The imagination and spontaneity of masquerade artistry fills spaces and places with rhythm, color, joy, and social cohesion and they are the foundation of my artistic process. I dance to celebrate energy forces in nature and to honor the importance of civility in the public sphere. My inspirations are children, family, community, and expressive singing and dancing.
“Cultivating natural ability is what interests me most about being a teaching artist. I primarily teach dance associated with masquerade culture in the Africana Atlantic World (Gulf states, Caribbean and Latin/Francophone Americas).
In my residencies, children design their costumes from sketch to wearble masquerades. They compose short songs and make handheld instruments. My primary focus as a teaching artist in these spaces is to provide context, choreography, musical accompaniment, and materials for the students to put their imaginations to work. There are so many opportunities for child directed learning. There are multiple times during art experiences where I serve only as a side coach and that excites me.
Children’s masquerade troupes in Louisiana, Trinidad and Tobago and Brazil are competitive and essential rights of passage in those communities, offering youth the chance to show they can work collectively to create a public and engaging work of art that honors social cohesion and merrymaking. Handing over these global approaches to art making for children to create their own memorable experiences motivates me in each residency experiece.”

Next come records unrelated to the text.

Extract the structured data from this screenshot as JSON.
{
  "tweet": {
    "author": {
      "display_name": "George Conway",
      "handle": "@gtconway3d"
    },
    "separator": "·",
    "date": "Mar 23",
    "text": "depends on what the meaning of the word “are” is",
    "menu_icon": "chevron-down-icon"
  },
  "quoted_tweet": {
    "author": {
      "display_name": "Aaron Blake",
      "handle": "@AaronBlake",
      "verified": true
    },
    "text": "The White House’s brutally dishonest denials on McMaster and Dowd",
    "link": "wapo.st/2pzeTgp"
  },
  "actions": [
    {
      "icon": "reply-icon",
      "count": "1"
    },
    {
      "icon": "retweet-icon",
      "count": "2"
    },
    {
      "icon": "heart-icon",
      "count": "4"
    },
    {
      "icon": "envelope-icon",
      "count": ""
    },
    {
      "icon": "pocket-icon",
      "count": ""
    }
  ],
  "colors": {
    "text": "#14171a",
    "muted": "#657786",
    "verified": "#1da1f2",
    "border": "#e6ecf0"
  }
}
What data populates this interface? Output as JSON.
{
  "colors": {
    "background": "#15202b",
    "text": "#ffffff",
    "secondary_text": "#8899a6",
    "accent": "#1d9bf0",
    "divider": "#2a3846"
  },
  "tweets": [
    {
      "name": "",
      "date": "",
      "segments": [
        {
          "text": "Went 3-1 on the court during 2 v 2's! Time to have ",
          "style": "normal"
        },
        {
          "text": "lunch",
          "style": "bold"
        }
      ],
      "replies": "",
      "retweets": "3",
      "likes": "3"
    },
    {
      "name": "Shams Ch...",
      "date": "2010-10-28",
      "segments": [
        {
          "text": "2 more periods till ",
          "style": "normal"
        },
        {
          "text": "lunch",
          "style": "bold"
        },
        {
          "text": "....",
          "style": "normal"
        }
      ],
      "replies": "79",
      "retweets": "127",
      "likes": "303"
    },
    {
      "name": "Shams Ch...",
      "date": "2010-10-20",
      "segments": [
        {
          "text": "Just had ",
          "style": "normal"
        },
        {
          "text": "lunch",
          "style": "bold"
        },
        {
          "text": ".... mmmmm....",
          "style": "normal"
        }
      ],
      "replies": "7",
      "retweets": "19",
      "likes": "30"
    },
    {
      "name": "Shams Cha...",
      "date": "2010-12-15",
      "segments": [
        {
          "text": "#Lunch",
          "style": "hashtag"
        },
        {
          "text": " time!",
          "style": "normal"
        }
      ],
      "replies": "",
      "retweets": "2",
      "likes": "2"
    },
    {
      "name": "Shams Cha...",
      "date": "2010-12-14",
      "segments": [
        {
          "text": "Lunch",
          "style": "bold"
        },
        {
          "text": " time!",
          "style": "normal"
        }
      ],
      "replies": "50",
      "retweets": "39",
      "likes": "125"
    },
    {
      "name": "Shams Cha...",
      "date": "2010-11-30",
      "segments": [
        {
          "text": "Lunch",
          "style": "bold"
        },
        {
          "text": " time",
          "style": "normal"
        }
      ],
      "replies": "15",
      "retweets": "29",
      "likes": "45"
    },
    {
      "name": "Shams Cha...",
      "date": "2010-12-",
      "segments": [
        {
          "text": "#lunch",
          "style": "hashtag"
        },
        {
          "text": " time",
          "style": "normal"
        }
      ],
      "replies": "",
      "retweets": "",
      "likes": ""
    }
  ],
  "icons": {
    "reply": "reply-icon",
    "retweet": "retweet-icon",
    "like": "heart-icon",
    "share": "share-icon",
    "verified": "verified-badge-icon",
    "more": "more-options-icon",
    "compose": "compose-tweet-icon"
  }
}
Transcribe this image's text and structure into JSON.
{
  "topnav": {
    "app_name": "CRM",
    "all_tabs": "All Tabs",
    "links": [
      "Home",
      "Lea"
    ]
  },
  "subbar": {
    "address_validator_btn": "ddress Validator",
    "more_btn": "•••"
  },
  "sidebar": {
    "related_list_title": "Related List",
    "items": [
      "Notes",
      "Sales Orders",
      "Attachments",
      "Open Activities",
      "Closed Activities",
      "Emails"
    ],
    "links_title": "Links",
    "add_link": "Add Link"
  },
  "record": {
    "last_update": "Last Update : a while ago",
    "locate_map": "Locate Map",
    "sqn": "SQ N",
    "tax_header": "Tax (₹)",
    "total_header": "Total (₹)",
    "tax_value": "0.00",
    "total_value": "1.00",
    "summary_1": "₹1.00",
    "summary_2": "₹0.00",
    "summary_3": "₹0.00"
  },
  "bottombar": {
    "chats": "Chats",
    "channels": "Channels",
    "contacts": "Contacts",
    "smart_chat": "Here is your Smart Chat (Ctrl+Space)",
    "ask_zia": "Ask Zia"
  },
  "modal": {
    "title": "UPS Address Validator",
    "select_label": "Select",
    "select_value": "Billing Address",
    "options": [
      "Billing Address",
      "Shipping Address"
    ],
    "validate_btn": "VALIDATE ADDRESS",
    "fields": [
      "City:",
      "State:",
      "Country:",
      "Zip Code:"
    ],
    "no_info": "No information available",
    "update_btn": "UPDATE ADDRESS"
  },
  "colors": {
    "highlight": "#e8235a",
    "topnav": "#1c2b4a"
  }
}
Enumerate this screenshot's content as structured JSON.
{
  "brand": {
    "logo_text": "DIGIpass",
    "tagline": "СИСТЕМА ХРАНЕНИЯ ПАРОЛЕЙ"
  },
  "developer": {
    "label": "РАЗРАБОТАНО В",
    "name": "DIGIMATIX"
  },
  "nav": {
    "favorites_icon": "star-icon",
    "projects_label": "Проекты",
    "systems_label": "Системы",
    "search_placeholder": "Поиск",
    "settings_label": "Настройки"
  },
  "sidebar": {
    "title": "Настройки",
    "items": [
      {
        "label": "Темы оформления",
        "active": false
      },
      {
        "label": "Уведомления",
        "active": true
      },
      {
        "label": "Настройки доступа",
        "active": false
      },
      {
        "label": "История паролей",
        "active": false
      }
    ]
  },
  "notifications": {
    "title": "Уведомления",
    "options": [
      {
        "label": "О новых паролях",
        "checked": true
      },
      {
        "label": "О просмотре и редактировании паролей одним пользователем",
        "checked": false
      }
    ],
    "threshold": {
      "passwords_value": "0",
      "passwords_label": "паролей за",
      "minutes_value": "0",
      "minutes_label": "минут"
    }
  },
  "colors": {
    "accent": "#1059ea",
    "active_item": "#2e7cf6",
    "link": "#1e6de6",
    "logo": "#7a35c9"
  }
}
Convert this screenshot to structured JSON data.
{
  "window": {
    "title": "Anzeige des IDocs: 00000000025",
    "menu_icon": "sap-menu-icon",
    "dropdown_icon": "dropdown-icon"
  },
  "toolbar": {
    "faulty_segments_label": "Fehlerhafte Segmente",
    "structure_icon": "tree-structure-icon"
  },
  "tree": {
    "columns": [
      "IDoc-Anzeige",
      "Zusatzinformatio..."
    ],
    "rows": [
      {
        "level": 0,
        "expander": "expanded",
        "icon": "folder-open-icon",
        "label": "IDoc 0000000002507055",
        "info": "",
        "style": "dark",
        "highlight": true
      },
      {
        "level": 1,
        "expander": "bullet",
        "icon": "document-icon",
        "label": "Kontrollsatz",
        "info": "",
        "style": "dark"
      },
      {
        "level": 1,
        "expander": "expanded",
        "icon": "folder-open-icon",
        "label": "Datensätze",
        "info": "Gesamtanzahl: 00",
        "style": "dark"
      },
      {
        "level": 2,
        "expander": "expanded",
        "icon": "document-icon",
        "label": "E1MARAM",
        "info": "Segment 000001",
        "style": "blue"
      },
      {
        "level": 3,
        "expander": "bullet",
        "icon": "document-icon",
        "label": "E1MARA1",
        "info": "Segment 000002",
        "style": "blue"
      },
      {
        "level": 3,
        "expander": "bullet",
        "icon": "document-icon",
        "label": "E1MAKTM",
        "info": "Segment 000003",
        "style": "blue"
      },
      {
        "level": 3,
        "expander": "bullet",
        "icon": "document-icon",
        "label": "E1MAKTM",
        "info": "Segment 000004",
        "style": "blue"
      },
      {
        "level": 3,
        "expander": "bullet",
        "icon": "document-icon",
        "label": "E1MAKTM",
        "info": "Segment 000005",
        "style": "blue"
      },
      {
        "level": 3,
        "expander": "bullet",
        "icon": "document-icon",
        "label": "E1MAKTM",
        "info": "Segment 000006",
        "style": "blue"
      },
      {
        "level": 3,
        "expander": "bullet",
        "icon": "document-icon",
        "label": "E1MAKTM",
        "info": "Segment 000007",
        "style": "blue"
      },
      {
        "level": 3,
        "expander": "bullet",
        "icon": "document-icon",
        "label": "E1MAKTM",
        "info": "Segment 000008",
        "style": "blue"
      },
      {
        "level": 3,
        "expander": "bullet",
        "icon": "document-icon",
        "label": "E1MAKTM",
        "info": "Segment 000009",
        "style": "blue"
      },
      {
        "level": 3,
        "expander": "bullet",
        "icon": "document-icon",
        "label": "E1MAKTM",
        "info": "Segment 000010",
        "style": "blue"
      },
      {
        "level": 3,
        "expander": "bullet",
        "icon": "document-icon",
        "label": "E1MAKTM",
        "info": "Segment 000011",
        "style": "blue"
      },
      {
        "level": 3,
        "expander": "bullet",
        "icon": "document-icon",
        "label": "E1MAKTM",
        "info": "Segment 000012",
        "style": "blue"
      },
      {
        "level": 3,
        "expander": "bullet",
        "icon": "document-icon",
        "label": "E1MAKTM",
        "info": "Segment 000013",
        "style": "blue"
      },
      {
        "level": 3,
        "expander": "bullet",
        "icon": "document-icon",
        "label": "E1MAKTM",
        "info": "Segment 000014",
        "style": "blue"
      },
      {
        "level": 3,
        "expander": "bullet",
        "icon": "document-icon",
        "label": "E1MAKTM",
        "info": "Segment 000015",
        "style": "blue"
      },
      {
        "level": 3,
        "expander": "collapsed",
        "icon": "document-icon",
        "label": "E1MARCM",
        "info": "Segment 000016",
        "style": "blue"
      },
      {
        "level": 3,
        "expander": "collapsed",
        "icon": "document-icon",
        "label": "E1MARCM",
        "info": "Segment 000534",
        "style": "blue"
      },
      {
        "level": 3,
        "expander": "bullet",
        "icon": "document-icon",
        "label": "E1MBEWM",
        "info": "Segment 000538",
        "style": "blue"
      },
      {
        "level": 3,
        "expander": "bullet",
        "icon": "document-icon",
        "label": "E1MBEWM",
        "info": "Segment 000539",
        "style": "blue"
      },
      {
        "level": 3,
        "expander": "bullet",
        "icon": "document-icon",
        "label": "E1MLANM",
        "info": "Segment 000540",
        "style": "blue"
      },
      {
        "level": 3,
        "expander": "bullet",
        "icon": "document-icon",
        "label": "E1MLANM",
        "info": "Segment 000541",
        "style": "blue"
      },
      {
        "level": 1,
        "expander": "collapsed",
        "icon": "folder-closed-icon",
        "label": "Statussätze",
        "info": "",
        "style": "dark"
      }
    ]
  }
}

“Child directed learning, problem based instruction and connecting the student’s work to their homes and communities are hallmarks of my work. Children are art ambassadors and their work inspires joy and well-being in familes, homes and communties of all shapes and sizes. When I set my choreography on students it travels further and deeper and is more functional than me performing on a stage. Lasting memories and long-term critical thinking skills are what I am to inspire in youth I am privileged to teach.”